[Dataset rows describing interfaces]
# # # # # # #

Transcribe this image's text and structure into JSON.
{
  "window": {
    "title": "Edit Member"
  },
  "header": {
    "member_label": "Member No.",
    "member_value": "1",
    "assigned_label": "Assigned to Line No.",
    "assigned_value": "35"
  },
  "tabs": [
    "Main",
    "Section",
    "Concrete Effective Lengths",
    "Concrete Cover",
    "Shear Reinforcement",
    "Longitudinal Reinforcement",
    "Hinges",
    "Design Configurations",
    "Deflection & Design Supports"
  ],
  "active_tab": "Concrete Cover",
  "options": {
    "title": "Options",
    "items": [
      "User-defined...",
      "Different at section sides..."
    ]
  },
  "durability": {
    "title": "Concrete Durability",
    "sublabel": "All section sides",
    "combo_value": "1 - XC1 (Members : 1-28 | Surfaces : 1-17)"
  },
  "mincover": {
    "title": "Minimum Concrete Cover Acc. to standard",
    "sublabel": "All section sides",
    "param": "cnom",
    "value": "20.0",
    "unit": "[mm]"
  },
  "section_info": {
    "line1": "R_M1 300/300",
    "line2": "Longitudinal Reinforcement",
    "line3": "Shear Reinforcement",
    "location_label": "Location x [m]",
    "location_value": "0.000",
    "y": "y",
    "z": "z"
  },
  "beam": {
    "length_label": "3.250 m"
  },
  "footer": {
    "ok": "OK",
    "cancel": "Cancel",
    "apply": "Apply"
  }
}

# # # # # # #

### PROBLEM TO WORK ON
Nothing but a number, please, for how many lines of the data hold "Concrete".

### EXERCISE ANSWER
5